## Activity:
For the entries below, report the number of lines where the string "JSON" appears, and only that number.

(Information supplied begins)

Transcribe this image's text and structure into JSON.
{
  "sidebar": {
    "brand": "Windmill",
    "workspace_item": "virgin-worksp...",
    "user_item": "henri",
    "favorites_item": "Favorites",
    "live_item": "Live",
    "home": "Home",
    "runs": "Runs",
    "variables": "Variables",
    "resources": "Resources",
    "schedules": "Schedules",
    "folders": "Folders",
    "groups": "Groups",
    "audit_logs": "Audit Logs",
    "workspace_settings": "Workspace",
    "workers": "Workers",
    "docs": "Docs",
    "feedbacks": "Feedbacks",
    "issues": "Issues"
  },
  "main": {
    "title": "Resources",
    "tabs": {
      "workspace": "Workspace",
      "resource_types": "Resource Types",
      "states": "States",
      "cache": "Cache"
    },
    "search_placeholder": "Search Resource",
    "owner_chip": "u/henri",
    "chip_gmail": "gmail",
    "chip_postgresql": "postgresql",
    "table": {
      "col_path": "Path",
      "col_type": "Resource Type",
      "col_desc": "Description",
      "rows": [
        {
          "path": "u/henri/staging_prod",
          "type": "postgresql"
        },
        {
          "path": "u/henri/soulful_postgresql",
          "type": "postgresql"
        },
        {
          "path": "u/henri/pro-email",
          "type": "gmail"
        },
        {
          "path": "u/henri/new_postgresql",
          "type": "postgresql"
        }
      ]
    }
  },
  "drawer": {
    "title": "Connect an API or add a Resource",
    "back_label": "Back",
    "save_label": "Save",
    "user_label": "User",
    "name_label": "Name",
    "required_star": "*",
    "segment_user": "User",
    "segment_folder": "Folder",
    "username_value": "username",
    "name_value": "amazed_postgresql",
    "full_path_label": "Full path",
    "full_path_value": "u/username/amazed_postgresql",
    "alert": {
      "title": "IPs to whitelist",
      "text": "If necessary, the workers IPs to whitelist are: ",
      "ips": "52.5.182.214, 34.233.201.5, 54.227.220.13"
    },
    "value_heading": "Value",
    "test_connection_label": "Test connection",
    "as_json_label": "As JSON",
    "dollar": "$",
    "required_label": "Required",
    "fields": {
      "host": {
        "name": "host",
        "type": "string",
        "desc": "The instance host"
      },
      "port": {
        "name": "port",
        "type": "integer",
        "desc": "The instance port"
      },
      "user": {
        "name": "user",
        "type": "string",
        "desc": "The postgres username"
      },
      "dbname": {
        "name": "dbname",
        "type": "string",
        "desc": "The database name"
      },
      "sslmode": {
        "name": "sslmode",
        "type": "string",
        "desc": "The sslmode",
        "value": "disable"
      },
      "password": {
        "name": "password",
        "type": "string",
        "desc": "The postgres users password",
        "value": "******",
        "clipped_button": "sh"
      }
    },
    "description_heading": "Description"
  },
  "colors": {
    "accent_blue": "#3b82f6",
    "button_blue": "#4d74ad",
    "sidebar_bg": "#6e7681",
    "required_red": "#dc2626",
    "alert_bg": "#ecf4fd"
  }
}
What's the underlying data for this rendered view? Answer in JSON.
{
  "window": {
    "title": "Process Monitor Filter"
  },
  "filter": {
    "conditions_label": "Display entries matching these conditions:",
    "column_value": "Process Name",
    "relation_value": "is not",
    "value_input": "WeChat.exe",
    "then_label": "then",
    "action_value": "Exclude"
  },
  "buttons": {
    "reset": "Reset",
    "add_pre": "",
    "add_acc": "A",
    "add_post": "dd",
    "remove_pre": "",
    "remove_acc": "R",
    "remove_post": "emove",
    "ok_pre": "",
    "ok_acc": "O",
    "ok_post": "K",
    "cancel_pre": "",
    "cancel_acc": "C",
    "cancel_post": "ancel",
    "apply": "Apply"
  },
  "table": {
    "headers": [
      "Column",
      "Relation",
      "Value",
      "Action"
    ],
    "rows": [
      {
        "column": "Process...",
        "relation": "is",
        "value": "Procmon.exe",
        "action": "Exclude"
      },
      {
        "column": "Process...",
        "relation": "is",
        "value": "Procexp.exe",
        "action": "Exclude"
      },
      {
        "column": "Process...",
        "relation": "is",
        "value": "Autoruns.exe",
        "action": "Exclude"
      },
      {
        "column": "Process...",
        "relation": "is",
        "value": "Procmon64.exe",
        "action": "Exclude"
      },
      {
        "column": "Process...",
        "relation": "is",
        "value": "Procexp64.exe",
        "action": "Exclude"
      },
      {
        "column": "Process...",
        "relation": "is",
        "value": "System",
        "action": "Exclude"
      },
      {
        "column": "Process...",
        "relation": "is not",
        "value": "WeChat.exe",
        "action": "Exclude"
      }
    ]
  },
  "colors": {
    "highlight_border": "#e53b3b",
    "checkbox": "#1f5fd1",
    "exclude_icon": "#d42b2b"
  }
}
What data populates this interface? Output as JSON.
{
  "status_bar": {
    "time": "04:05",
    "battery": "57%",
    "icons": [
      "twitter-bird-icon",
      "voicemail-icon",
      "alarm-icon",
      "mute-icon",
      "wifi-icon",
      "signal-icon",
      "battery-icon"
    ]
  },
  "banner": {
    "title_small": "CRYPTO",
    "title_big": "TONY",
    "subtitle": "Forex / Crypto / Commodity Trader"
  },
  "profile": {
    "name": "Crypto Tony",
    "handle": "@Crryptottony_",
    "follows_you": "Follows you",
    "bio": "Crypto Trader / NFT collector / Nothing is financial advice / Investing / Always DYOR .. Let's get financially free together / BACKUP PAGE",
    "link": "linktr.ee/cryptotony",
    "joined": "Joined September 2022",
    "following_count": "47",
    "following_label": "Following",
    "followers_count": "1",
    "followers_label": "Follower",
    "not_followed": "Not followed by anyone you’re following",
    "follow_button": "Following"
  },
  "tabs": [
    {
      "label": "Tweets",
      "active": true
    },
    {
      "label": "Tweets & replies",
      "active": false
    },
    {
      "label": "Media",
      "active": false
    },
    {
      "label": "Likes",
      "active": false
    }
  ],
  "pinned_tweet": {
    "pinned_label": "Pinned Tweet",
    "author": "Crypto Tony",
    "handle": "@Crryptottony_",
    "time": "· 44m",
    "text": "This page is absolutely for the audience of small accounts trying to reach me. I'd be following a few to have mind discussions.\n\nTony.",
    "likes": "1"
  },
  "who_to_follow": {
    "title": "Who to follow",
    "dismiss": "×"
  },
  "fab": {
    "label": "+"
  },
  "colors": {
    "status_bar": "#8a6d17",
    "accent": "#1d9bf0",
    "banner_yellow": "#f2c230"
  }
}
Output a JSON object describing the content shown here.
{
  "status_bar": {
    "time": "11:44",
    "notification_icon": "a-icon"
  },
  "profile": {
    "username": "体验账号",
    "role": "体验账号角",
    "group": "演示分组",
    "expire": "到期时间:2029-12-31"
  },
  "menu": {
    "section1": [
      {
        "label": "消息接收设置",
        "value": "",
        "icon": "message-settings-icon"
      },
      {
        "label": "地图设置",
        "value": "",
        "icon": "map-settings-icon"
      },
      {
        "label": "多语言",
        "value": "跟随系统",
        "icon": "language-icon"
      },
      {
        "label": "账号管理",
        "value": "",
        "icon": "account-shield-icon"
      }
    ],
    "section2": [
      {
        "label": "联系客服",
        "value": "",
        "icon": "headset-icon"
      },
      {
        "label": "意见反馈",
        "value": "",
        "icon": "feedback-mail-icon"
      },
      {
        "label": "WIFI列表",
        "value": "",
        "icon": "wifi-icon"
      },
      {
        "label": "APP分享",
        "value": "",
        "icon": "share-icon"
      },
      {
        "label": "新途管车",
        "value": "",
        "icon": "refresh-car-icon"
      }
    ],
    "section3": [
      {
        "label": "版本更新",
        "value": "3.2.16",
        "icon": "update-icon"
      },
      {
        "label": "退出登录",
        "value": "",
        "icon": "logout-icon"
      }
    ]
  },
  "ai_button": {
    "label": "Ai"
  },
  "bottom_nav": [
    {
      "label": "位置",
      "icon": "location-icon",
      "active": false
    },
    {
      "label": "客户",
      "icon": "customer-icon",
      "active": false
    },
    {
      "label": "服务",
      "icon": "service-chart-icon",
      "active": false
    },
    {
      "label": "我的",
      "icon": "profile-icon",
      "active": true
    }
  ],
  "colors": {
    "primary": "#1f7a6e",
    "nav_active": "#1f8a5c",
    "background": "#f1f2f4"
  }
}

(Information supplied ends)

## Result of the exercise:
5